From Salon | May 11, 2012 | The human rights detective
By Jefferson Morley
Note from CrisisBalochistan: While Balochistan is not the subject of this article, we are posting a link to the story because the work that Kate Doyle does is important to all who are concerned with extra-judicial abductions and killings. It is our hope that one day sources will come forward in Balochistan and Pakistan, as they have done in Guatemala, to help reveal the fates of those who have been disappeared and/or been murdered.
'Kate Doyle’s job isn’t exactly journalism, though she’s nailed more big stories than many Pulitzer Prize winners. Her work does not quite qualify as law enforcement either, though a few bad guys living in confined quarters rue the day she came into their lives. “Human rights detective” sounds flippant, so she prefers “forensic archivist.”
Whatever you call it, war criminals have to pay attention. Last month Doyle, a senior analyst at the non-profit National Security Archive, testified as an expert witness in the Peruvian government’s prosecution of Vladimir Montesinos, the country’s former intelligence chief, who is on trial for ordering the execution of 14 captured leftist guerrillas in 1997. Doyle authenticated a declassified CIA cable she had obtained that included a first person account of Montesinos’s actions.
...In the late 1990s, a source gave Guatemalan human rights activists a 54-page army log that revealed the fate of scores of people who were “disappeared” by security forces during the mid-1980s. The log included photos of 183 of the victims, along with coded references to their executions.
For the families of the victims, the results of the discovery of the so-called “death squad dossier” were close to miraculous.
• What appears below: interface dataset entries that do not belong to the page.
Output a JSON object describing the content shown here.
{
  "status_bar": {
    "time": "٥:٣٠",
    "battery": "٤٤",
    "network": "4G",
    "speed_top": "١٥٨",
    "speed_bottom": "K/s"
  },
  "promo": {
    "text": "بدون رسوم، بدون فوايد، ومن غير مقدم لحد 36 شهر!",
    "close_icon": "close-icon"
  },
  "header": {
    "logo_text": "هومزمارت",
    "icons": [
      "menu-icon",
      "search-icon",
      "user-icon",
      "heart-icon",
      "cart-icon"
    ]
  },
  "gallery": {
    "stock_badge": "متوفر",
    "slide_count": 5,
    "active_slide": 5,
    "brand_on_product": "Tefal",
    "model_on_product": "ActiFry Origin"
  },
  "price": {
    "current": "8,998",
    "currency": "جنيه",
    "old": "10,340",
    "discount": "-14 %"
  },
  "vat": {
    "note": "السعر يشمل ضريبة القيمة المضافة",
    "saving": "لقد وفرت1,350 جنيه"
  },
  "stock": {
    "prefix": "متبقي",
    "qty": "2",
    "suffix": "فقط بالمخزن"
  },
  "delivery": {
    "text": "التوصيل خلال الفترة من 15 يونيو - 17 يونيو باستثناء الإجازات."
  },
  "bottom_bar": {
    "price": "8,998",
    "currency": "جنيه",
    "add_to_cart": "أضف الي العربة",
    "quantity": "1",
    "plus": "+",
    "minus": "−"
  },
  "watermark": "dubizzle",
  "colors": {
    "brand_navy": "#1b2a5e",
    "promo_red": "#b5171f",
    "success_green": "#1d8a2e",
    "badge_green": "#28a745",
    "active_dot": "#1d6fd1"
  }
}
Not only are the officers named in the documents now under investigation, but thanks to Peccerelli’s DNA work, the bodies of five of the victims were identified and returned to their families, who had never known what had happened to their loved ones 30 years ago.
In 2009, another source gave Doyle a set of internal military documents about the scorched earth campaign of the early 1980s that were so damning in their details that the source recommended she immediately leave the country. “This person was worried that anybody who had possession of such incendiary documents would be targeted,” Doyle said.
The documents will be used by prosecutors in the trial of Rios Montt. “We have a very strong case,” Doyle says. But the continuing power of the Guatemalan military means the 86-year-old retired general may be able to avoid justice...'
Read the full article at Salon.com | May 11, 2012 | The human rights detective